North and South poles: An explorer’s playground


By Xu Qi Yang

Turbulent waves shattered the glass window of the boat explorer Mike Horn was on. Panic consumed the crew as they clambered on the sinking boat to stay afloat in the middle of the Southern Ocean.

But amid the frenzy, something caught Mr Horn’s eye — an albatross. The large white seabird was soaring above the waves and moving together with the strong winds. The ease of the albatross’ flight was worlds apart from the fear that pervaded the boat, he said.

It was that expedition to Antarctica that made the 52-year-old realise the value and freedom of embracing the challenges of life.

Eventually, they triumphed over the storm after sealing the shattered window, and using weights to balance the boat.

“If you can operate in stormy weather and start liking the things you don’t like doing, then you can live on the full spectrum of life (and) play like an albatross,” he said.
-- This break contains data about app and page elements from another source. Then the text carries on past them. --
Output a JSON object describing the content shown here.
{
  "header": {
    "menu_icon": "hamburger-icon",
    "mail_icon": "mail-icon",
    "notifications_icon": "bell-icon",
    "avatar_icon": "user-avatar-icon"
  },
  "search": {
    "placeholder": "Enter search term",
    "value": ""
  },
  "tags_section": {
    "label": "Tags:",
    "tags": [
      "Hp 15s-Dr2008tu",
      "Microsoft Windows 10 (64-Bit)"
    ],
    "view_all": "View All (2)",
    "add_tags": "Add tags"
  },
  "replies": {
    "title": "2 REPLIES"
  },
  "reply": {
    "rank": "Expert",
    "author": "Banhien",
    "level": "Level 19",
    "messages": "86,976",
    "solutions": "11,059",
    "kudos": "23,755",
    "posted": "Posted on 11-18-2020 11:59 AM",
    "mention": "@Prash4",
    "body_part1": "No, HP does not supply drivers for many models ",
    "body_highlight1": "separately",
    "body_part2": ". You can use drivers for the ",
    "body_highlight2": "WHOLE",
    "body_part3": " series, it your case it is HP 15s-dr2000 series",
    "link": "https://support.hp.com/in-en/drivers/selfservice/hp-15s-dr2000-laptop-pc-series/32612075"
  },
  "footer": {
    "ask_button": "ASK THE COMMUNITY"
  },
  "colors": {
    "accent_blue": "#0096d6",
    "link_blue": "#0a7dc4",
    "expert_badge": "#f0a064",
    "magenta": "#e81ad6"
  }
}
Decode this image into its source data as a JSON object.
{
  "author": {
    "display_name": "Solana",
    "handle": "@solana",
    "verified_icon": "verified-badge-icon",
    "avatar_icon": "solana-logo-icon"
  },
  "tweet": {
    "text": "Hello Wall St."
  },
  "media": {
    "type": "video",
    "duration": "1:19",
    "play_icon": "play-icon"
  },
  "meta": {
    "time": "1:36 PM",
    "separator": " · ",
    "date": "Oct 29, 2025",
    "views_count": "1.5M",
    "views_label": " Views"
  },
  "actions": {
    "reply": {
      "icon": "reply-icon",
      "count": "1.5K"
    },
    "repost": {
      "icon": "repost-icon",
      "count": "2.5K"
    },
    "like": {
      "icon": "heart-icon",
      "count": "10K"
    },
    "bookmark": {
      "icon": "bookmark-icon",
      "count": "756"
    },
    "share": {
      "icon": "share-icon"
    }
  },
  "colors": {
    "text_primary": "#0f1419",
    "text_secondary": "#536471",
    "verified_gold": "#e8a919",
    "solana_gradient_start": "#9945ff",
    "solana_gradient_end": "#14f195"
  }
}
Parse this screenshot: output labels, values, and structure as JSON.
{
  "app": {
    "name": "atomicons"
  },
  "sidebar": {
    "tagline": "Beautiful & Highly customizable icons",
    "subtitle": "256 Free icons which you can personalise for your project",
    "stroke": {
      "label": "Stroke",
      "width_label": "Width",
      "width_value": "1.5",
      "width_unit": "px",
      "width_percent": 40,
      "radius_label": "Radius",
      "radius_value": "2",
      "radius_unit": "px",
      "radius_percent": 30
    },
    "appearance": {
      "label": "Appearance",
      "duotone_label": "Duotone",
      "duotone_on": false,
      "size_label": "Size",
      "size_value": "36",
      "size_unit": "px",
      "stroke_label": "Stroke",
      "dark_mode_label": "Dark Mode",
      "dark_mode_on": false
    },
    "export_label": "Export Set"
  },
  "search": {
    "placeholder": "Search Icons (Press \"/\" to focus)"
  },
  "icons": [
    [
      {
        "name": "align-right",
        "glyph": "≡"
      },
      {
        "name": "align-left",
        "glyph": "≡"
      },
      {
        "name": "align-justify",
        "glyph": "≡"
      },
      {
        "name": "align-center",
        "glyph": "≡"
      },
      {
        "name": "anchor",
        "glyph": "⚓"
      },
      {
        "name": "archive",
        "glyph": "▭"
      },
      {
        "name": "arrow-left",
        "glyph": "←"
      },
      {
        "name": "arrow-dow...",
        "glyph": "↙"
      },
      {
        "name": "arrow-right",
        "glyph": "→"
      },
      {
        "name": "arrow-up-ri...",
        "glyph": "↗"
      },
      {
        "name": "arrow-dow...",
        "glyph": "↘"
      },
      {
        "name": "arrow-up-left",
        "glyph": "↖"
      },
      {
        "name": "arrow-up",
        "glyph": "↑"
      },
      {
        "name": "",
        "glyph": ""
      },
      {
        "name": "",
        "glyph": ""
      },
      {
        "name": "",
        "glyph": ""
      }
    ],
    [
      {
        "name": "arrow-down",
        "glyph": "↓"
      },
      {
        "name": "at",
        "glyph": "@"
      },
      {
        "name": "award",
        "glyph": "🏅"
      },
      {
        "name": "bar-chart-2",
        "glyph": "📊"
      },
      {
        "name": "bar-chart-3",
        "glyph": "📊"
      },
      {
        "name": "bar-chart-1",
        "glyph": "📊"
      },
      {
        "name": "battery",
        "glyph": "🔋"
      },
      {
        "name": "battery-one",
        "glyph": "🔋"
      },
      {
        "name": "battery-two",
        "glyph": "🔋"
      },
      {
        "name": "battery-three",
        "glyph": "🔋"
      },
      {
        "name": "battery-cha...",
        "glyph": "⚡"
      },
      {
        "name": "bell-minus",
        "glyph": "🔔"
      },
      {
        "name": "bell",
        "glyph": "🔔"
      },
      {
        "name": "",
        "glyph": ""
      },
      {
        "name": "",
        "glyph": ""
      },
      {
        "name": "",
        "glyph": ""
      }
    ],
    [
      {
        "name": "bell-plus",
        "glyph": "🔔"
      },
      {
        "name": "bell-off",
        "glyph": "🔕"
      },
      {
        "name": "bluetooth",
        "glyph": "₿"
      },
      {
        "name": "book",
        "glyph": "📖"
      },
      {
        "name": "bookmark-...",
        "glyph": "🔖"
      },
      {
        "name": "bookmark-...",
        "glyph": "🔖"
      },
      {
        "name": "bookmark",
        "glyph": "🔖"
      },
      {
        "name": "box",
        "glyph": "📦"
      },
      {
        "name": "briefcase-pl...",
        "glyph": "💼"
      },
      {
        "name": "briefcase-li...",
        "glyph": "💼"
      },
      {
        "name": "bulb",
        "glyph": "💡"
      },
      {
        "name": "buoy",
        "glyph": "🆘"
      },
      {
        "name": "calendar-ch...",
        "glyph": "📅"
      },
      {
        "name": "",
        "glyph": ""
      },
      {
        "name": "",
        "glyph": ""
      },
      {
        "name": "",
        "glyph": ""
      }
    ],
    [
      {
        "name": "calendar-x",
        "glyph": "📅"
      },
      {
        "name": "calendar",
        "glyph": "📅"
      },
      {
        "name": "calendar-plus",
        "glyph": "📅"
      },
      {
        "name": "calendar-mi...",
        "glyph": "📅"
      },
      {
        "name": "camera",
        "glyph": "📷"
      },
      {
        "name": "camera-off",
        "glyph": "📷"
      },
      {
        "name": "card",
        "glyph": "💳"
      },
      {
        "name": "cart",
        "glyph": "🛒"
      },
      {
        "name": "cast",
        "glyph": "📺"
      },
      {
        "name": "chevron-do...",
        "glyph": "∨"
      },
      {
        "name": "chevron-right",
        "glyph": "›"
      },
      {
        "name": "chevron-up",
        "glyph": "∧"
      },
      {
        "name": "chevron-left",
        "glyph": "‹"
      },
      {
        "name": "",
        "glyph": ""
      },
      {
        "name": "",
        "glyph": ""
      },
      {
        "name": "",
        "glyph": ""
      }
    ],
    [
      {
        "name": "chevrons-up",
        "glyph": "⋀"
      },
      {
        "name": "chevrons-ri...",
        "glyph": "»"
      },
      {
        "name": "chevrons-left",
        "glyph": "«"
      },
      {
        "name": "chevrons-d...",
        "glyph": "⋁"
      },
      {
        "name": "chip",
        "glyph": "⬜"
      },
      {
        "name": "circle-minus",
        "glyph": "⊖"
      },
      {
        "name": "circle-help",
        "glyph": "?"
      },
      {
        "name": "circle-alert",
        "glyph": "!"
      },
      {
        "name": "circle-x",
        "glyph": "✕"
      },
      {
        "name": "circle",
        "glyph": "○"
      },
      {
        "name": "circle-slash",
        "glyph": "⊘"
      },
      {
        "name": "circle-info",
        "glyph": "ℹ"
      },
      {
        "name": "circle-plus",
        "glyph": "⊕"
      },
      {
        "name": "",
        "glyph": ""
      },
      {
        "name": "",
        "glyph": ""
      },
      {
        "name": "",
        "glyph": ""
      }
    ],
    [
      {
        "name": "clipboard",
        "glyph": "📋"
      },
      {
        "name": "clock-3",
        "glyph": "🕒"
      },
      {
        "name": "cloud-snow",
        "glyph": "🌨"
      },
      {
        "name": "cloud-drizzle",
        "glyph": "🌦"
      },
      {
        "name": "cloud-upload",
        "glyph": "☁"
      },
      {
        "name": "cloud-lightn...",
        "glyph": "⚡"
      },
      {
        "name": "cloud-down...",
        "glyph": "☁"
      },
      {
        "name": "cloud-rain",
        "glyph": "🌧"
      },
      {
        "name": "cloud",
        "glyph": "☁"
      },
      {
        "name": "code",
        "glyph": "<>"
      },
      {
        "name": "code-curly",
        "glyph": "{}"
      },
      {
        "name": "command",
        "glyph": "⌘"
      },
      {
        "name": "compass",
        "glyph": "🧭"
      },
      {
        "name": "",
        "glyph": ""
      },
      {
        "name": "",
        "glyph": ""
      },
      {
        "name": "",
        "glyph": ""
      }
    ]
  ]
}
This philosophy is what spurs Mr Horn on during his globetrotting expeditions — he has completed eight thus far — many of which occur in unforgiving environments.

Now, he is more than halfway through the astounding expedition called Pole2Pole — a two-year journey around the globe through the North and South poles.

Speaking to NTU students at the Lee Foundation Lecture Theatre at the Wee Kim Wee School of Communication and Information on 8 Nov, Mr Horn stressed the importance of thinking realistically in difficult circumstances.

“The glass is not half full or half empty. It is what it is,” he said.

“When I’m at minus 50 degrees (Celsius) and I have nothing to eat, it’s not as comfortable as 20 degrees with a hot plate of food in front of me,” he added. “But it’s not the end of the world.”


The Pole2Pole expedition

Born in South Africa, the Swiss explorer spent his childhood mostly outdoors. He often climbed the Table Mountain in Cape Town, where he stood at its southernmost peak and gazed towards Antarctica.

Little did he know that he would embark on a voyage there a few decades later on, which would make history as the longest solo north-to-south traverse of Antarctica without the help of motorised vehicles, by walking and using a ski kite.

Pole2Pole began in Monaco, a city-state near France, in May 2016. Mr Horn has been making the 39,000-kilometre journey to the North Pole by boats, cars, skis and kayaks. He plans to conclude his expedition by May in Europe.

But his journey thus far has not been without obstacles. He took a whole month to reach Antarctica, two weeks longer than planned, as his sailboat often struggled to get past icebergs, some of which were as large as islands.

He also had to race against time to cross the continent before winter arrived, where temperatures would plunge to minus 90 degrees Celsius.

As he lugged his 256-kilogramme sled filled with survival supplies, Mr Horn broke his ankle and injured his shoulder en route to the South Pole due to the rocky and jagged terrains. Several times he also fell into crevices, dangling precariously from a harness he had tied to his sled.

But Mr Horn was never deterred. He believes in committing fully to challenges, which to him is easier than turning to simpler alternatives when the going gets tough.

“For anything in life, you need courage,” he said. “The moment you cannot go any further and you think you are completely blocked in, you just have to be patient.”

His patience and determination paid off when he successfully completed the crossing of Antarctica last February.

“People ask me, ‘don’t you get tired?’ No, you don’t get tired because it’s like a playground for adventurers. That’s when you feel alive,” he said.

Family keeps him going

Mr Horn believes in surrounding himself with people who love and care for him — one of whom is his late wife, who died of breast cancer two years ago.

“She was the pillar behind everything that I did. Without her, I couldn’t do anything,” he said.

He has two daughters, who had skied with him to the North Pole 14 years ago when they were just 11 and 12. Mr Horn said his love for his family was the reason he survived the many dangerous encounters on his journeys.

“That bond that I have (with my family) is my insurance policy to dream big and make the right decision to come back home alive,” he said.